Segment Start: Data provided

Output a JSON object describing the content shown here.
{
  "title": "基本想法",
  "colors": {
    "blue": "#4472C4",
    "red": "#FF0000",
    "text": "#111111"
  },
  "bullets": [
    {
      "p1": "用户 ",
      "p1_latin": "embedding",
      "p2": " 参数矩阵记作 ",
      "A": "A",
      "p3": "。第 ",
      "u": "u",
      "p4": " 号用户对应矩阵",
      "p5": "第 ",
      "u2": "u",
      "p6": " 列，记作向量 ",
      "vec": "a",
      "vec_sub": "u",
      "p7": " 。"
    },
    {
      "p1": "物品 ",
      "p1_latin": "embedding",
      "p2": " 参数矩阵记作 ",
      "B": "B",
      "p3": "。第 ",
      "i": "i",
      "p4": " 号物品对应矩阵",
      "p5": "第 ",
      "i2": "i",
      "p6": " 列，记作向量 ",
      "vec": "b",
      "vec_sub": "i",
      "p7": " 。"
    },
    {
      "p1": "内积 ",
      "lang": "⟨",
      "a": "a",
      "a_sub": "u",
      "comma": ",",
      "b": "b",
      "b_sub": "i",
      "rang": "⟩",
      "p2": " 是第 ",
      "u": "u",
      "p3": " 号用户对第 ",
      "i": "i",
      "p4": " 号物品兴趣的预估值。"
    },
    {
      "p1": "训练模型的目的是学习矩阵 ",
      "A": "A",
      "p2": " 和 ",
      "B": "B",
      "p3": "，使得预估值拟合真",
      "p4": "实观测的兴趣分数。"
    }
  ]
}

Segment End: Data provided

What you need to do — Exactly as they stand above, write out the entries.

Solution for this exercise —
Output a JSON object describing the content shown here.
{
  "title": "基本想法",
  "colors": {
    "blue": "#4472C4",
    "red": "#FF0000",
    "text": "#111111"
  },
  "bullets": [
    {
      "p1": "用户 ",
      "p1_latin": "embedding",
      "p2": " 参数矩阵记作 ",
      "A": "A",
      "p3": "。第 ",
      "u": "u",
      "p4": " 号用户对应矩阵",
      "p5": "第 ",
      "u2": "u",
      "p6": " 列，记作向量 ",
      "vec": "a",
      "vec_sub": "u",
      "p7": " 。"
    },
    {
      "p1": "物品 ",
      "p1_latin": "embedding",
      "p2": " 参数矩阵记作 ",
      "B": "B",
      "p3": "。第 ",
      "i": "i",
      "p4": " 号物品对应矩阵",
      "p5": "第 ",
      "i2": "i",
      "p6": " 列，记作向量 ",
      "vec": "b",
      "vec_sub": "i",
      "p7": " 。"
    },
    {
      "p1": "内积 ",
      "lang": "⟨",
      "a": "a",
      "a_sub": "u",
      "comma": ",",
      "b": "b",
      "b_sub": "i",
      "rang": "⟩",
      "p2": " 是第 ",
      "u": "u",
      "p3": " 号用户对第 ",
      "i": "i",
      "p4": " 号物品兴趣的预估值。"
    },
    {
      "p1": "训练模型的目的是学习矩阵 ",
      "A": "A",
      "p2": " 和 ",
      "B": "B",
      "p3": "，使得预估值拟合真",
      "p4": "实观测的兴趣分数。"
    }
  ]
}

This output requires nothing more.